Aim of the exercise:
Your answer should be the full set of entries, given again without alteration.

++++ Listed records

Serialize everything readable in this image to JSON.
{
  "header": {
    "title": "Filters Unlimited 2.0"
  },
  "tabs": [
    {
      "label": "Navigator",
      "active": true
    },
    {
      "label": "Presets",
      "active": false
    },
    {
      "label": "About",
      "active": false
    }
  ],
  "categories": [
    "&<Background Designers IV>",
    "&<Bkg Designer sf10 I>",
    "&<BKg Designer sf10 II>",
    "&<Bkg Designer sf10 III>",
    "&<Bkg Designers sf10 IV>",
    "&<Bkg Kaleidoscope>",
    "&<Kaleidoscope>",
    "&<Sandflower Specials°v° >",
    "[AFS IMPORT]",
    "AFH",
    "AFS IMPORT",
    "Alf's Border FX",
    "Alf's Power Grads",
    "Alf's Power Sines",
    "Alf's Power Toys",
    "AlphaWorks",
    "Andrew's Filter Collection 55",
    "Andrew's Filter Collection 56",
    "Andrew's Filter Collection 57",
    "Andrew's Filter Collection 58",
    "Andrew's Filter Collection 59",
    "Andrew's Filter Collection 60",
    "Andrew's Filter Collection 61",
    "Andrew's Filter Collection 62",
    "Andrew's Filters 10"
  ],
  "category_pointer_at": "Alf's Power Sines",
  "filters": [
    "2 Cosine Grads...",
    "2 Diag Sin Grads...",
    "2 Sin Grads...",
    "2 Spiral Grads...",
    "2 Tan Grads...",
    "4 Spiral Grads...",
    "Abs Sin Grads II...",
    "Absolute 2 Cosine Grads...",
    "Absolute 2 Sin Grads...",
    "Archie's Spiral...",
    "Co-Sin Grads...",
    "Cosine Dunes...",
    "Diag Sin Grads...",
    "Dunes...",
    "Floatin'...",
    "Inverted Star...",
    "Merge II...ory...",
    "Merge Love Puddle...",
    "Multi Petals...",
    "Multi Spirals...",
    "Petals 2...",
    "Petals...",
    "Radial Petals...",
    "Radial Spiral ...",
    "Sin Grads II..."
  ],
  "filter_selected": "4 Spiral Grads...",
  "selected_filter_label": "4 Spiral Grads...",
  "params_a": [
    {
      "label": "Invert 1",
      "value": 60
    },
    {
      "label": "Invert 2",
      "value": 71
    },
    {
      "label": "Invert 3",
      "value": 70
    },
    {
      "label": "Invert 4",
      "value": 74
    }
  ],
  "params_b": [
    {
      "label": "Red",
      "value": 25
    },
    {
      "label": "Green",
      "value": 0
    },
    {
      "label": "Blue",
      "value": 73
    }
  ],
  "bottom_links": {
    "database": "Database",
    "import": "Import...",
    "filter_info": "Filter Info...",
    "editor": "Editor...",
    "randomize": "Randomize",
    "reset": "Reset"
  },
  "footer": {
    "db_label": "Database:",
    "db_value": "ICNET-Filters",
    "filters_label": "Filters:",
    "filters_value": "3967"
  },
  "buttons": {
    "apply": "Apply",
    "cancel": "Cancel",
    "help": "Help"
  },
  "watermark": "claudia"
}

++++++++

Response to the task:
Serialize everything readable in this image to JSON.
{
  "header": {
    "title": "Filters Unlimited 2.0"
  },
  "tabs": [
    {
      "label": "Navigator",
      "active": true
    },
    {
      "label": "Presets",
      "active": false
    },
    {
      "label": "About",
      "active": false
    }
  ],
  "categories": [
    "&<Background Designers IV>",
    "&<Bkg Designer sf10 I>",
    "&<BKg Designer sf10 II>",
    "&<Bkg Designer sf10 III>",
    "&<Bkg Designers sf10 IV>",
    "&<Bkg Kaleidoscope>",
    "&<Kaleidoscope>",
    "&<Sandflower Specials°v° >",
    "[AFS IMPORT]",
    "AFH",
    "AFS IMPORT",
    "Alf's Border FX",
    "Alf's Power Grads",
    "Alf's Power Sines",
    "Alf's Power Toys",
    "AlphaWorks",
    "Andrew's Filter Collection 55",
    "Andrew's Filter Collection 56",
    "Andrew's Filter Collection 57",
    "Andrew's Filter Collection 58",
    "Andrew's Filter Collection 59",
    "Andrew's Filter Collection 60",
    "Andrew's Filter Collection 61",
    "Andrew's Filter Collection 62",
    "Andrew's Filters 10"
  ],
  "category_pointer_at": "Alf's Power Sines",
  "filters": [
    "2 Cosine Grads...",
    "2 Diag Sin Grads...",
    "2 Sin Grads...",
    "2 Spiral Grads...",
    "2 Tan Grads...",
    "4 Spiral Grads...",
    "Abs Sin Grads II...",
    "Absolute 2 Cosine Grads...",
    "Absolute 2 Sin Grads...",
    "Archie's Spiral...",
    "Co-Sin Grads...",
    "Cosine Dunes...",
    "Diag Sin Grads...",
    "Dunes...",
    "Floatin'...",
    "Inverted Star...",
    "Merge II...ory...",
    "Merge Love Puddle...",
    "Multi Petals...",
    "Multi Spirals...",
    "Petals 2...",
    "Petals...",
    "Radial Petals...",
    "Radial Spiral ...",
    "Sin Grads II..."
  ],
  "filter_selected": "4 Spiral Grads...",
  "selected_filter_label": "4 Spiral Grads...",
  "params_a": [
    {
      "label": "Invert 1",
      "value": 60
    },
    {
      "label": "Invert 2",
      "value": 71
    },
    {
      "label": "Invert 3",
      "value": 70
    },
    {
      "label": "Invert 4",
      "value": 74
    }
  ],
  "params_b": [
    {
      "label": "Red",
      "value": 25
    },
    {
      "label": "Green",
      "value": 0
    },
    {
      "label": "Blue",
      "value": 73
    }
  ],
  "bottom_links": {
    "database": "Database",
    "import": "Import...",
    "filter_info": "Filter Info...",
    "editor": "Editor...",
    "randomize": "Randomize",
    "reset": "Reset"
  },
  "footer": {
    "db_label": "Database:",
    "db_value": "ICNET-Filters",
    "filters_label": "Filters:",
    "filters_value": "3967"
  },
  "buttons": {
    "apply": "Apply",
    "cancel": "Cancel",
    "help": "Help"
  },
  "watermark": "claudia"
}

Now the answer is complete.